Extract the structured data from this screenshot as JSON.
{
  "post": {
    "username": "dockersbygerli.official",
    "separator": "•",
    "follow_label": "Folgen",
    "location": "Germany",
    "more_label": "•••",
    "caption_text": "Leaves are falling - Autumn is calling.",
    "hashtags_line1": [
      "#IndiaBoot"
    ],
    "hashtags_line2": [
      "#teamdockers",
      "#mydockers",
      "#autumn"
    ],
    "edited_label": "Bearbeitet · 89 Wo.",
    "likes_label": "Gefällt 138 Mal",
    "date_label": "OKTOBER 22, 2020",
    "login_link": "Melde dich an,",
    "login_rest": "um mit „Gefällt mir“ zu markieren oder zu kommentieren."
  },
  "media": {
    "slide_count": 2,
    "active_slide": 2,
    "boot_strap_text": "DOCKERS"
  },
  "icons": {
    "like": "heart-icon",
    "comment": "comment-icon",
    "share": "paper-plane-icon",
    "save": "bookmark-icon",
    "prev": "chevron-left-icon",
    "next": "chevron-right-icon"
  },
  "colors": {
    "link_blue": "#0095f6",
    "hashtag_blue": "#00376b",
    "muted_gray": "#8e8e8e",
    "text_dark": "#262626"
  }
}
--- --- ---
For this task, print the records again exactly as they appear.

ANSWER TO THE EXERCISE
Extract the structured data from this screenshot as JSON.
{
  "post": {
    "username": "dockersbygerli.official",
    "separator": "•",
    "follow_label": "Folgen",
    "location": "Germany",
    "more_label": "•••",
    "caption_text": "Leaves are falling - Autumn is calling.",
    "hashtags_line1": [
      "#IndiaBoot"
    ],
    "hashtags_line2": [
      "#teamdockers",
      "#mydockers",
      "#autumn"
    ],
    "edited_label": "Bearbeitet · 89 Wo.",
    "likes_label": "Gefällt 138 Mal",
    "date_label": "OKTOBER 22, 2020",
    "login_link": "Melde dich an,",
    "login_rest": "um mit „Gefällt mir“ zu markieren oder zu kommentieren."
  },
  "media": {
    "slide_count": 2,
    "active_slide": 2,
    "boot_strap_text": "DOCKERS"
  },
  "icons": {
    "like": "heart-icon",
    "comment": "comment-icon",
    "share": "paper-plane-icon",
    "save": "bookmark-icon",
    "prev": "chevron-left-icon",
    "next": "chevron-right-icon"
  },
  "colors": {
    "link_blue": "#0095f6",
    "hashtag_blue": "#00376b",
    "muted_gray": "#8e8e8e",
    "text_dark": "#262626"
  }
}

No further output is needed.